Give back every record below precisely as written.

=== Section Start ===

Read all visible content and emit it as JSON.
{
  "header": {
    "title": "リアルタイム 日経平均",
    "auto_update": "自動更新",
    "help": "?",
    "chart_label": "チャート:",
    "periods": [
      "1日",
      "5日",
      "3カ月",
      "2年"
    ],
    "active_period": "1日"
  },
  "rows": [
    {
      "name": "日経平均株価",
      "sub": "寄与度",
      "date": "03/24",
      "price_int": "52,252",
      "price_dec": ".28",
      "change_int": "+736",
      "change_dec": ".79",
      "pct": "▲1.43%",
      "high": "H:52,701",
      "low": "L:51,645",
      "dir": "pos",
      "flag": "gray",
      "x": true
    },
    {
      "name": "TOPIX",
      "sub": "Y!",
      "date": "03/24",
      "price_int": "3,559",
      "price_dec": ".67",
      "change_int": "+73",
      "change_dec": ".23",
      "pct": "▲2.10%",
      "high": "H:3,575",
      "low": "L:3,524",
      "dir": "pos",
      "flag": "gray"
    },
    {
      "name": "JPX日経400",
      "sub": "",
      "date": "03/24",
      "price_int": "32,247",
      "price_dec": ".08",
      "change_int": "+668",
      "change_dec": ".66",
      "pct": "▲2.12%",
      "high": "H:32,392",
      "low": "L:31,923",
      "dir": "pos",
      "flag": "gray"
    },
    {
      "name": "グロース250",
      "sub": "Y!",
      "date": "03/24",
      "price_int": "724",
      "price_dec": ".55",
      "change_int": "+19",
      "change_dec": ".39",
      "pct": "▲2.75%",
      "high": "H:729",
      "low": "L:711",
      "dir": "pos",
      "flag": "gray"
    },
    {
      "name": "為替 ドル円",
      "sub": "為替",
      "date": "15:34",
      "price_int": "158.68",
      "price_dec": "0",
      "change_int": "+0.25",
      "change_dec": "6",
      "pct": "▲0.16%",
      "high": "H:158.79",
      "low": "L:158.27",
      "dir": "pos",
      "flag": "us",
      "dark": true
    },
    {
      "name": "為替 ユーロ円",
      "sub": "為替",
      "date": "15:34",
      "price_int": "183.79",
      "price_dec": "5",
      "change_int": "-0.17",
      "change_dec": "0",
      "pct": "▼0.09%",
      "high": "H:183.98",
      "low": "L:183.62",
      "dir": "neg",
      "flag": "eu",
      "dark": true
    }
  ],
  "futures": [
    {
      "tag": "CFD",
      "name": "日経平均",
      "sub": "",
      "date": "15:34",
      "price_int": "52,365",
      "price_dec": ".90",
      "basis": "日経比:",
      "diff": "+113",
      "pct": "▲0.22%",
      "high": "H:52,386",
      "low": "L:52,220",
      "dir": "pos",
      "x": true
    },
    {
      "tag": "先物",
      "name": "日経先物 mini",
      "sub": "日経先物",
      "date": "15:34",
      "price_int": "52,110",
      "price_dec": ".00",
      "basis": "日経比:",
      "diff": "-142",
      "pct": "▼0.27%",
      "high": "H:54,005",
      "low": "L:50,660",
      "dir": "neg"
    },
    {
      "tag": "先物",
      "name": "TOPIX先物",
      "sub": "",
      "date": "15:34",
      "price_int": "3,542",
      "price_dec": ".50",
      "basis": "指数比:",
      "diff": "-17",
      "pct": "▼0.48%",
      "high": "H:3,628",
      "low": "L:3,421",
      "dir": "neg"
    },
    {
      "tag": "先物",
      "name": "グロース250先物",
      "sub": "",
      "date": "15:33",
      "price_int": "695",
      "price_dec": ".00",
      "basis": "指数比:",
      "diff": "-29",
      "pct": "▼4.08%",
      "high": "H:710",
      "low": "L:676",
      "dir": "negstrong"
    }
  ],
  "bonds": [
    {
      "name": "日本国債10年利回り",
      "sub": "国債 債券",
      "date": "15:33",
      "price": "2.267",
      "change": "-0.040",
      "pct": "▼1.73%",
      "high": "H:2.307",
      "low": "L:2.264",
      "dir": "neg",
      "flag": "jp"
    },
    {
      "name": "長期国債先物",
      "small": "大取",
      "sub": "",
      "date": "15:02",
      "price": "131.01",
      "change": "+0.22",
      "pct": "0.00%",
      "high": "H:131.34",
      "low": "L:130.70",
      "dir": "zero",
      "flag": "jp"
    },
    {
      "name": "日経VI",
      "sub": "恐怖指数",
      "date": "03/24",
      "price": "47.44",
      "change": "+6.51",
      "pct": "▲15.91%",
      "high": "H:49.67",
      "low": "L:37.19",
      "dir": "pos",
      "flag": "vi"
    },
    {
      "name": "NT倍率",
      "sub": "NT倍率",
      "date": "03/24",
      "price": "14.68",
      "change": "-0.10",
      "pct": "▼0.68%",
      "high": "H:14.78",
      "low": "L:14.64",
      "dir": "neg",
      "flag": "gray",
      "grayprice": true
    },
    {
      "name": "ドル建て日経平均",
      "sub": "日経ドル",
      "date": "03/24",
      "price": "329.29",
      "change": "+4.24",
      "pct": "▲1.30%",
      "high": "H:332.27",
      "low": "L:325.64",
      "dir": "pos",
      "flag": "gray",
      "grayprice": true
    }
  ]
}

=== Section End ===

* [Answer for this exercise]
Read all visible content and emit it as JSON.
{
  "header": {
    "title": "リアルタイム 日経平均",
    "auto_update": "自動更新",
    "help": "?",
    "chart_label": "チャート:",
    "periods": [
      "1日",
      "5日",
      "3カ月",
      "2年"
    ],
    "active_period": "1日"
  },
  "rows": [
    {
      "name": "日経平均株価",
      "sub": "寄与度",
      "date": "03/24",
      "price_int": "52,252",
      "price_dec": ".28",
      "change_int": "+736",
      "change_dec": ".79",
      "pct": "▲1.43%",
      "high": "H:52,701",
      "low": "L:51,645",
      "dir": "pos",
      "flag": "gray",
      "x": true
    },
    {
      "name": "TOPIX",
      "sub": "Y!",
      "date": "03/24",
      "price_int": "3,559",
      "price_dec": ".67",
      "change_int": "+73",
      "change_dec": ".23",
      "pct": "▲2.10%",
      "high": "H:3,575",
      "low": "L:3,524",
      "dir": "pos",
      "flag": "gray"
    },
    {
      "name": "JPX日経400",
      "sub": "",
      "date": "03/24",
      "price_int": "32,247",
      "price_dec": ".08",
      "change_int": "+668",
      "change_dec": ".66",
      "pct": "▲2.12%",
      "high": "H:32,392",
      "low": "L:31,923",
      "dir": "pos",
      "flag": "gray"
    },
    {
      "name": "グロース250",
      "sub": "Y!",
      "date": "03/24",
      "price_int": "724",
      "price_dec": ".55",
      "change_int": "+19",
      "change_dec": ".39",
      "pct": "▲2.75%",
      "high": "H:729",
      "low": "L:711",
      "dir": "pos",
      "flag": "gray"
    },
    {
      "name": "為替 ドル円",
      "sub": "為替",
      "date": "15:34",
      "price_int": "158.68",
      "price_dec": "0",
      "change_int": "+0.25",
      "change_dec": "6",
      "pct": "▲0.16%",
      "high": "H:158.79",
      "low": "L:158.27",
      "dir": "pos",
      "flag": "us",
      "dark": true
    },
    {
      "name": "為替 ユーロ円",
      "sub": "為替",
      "date": "15:34",
      "price_int": "183.79",
      "price_dec": "5",
      "change_int": "-0.17",
      "change_dec": "0",
      "pct": "▼0.09%",
      "high": "H:183.98",
      "low": "L:183.62",
      "dir": "neg",
      "flag": "eu",
      "dark": true
    }
  ],
  "futures": [
    {
      "tag": "CFD",
      "name": "日経平均",
      "sub": "",
      "date": "15:34",
      "price_int": "52,365",
      "price_dec": ".90",
      "basis": "日経比:",
      "diff": "+113",
      "pct": "▲0.22%",
      "high": "H:52,386",
      "low": "L:52,220",
      "dir": "pos",
      "x": true
    },
    {
      "tag": "先物",
      "name": "日経先物 mini",
      "sub": "日経先物",
      "date": "15:34",
      "price_int": "52,110",
      "price_dec": ".00",
      "basis": "日経比:",
      "diff": "-142",
      "pct": "▼0.27%",
      "high": "H:54,005",
      "low": "L:50,660",
      "dir": "neg"
    },
    {
      "tag": "先物",
      "name": "TOPIX先物",
      "sub": "",
      "date": "15:34",
      "price_int": "3,542",
      "price_dec": ".50",
      "basis": "指数比:",
      "diff": "-17",
      "pct": "▼0.48%",
      "high": "H:3,628",
      "low": "L:3,421",
      "dir": "neg"
    },
    {
      "tag": "先物",
      "name": "グロース250先物",
      "sub": "",
      "date": "15:33",
      "price_int": "695",
      "price_dec": ".00",
      "basis": "指数比:",
      "diff": "-29",
      "pct": "▼4.08%",
      "high": "H:710",
      "low": "L:676",
      "dir": "negstrong"
    }
  ],
  "bonds": [
    {
      "name": "日本国債10年利回り",
      "sub": "国債 債券",
      "date": "15:33",
      "price": "2.267",
      "change": "-0.040",
      "pct": "▼1.73%",
      "high": "H:2.307",
      "low": "L:2.264",
      "dir": "neg",
      "flag": "jp"
    },
    {
      "name": "長期国債先物",
      "small": "大取",
      "sub": "",
      "date": "15:02",
      "price": "131.01",
      "change": "+0.22",
      "pct": "0.00%",
      "high": "H:131.34",
      "low": "L:130.70",
      "dir": "zero",
      "flag": "jp"
    },
    {
      "name": "日経VI",
      "sub": "恐怖指数",
      "date": "03/24",
      "price": "47.44",
      "change": "+6.51",
      "pct": "▲15.91%",
      "high": "H:49.67",
      "low": "L:37.19",
      "dir": "pos",
      "flag": "vi"
    },
    {
      "name": "NT倍率",
      "sub": "NT倍率",
      "date": "03/24",
      "price": "14.68",
      "change": "-0.10",
      "pct": "▼0.68%",
      "high": "H:14.78",
      "low": "L:14.64",
      "dir": "neg",
      "flag": "gray",
      "grayprice": true
    },
    {
      "name": "ドル建て日経平均",
      "sub": "日経ドル",
      "date": "03/24",
      "price": "329.29",
      "change": "+4.24",
      "pct": "▲1.30%",
      "high": "H:332.27",
      "low": "L:325.64",
      "dir": "pos",
      "flag": "gray",
      "grayprice": true
    }
  ]
}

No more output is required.